The seawall comprises large boulders of limestone and aeolianite, neither of which are naturally found in the area — so they would have been brought there for a purpose and used to build a wall. Why anyone would have built a wall facing the sea thousands of years ago leaves little to the imagination.
The inhabitants of Tel Hreiz would have gone through a lot of trouble to defend their village. They carried the boulders for several kilometers (the closest sites are 3.8 and 1.6 km away, respectively), planned the construction and put it all together. They bravely fought against the sea… and they lost.
At the time, the Mediterranean coast experienced sea level rises of 12-20 cm approximately every 30 years, due to post-glacial sea rise.
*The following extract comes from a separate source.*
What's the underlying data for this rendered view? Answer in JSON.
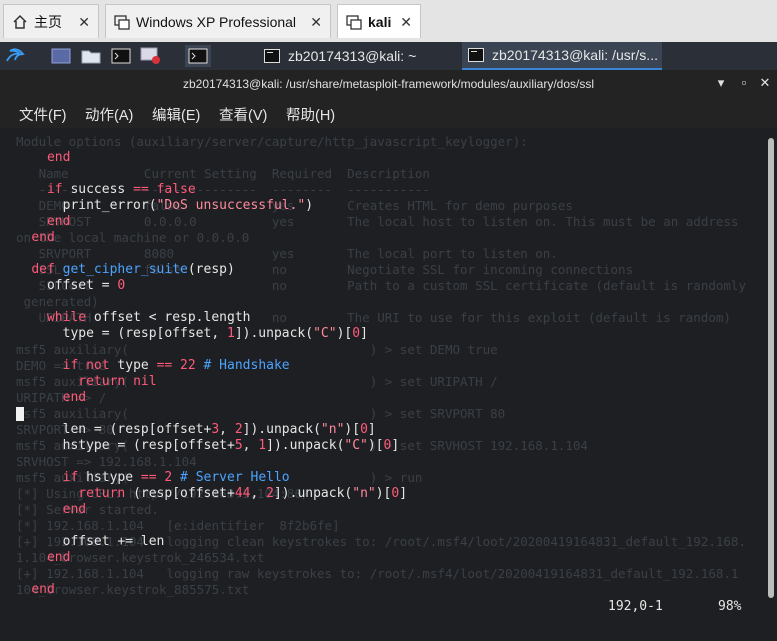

The sea rise would have increased the frequency of destructive storms, and despite the admirable work put into the seawall, the wall proved unable to hold back the Mediterranean Sea. Still, researchers note that the structure is a testament to its builders’ creativity and capacity, and that it’s unique for its history.
“There are no known or similar built structures at any of the other submerged villages in the region, making the Tel Hreiz site a unique example of this visible evidence for human response to sea-level rise in the Neolithic,” the authors write.
The finding also carries a cautionary tale for our modern society. In 2019, global mean sea level was 3.4 inches (87.6 millimeters) above 1880 levels — it’s not as much as what the people of Tel Hreiz had to deal with, but it’s comparable. Much of this rise (about a third) happened in the past three decades, when climate change truly started to kick in.
Nearly 40% of the world’s population lives on the coast, and as long as temperatures keep rising, sea levels will continue to rise as well, putting billions of people at risk.
The study “A submerged 7000-year-old village and seawall demonstrate earliest known coastal defence against sea-level rise” was published in PLOS ONE.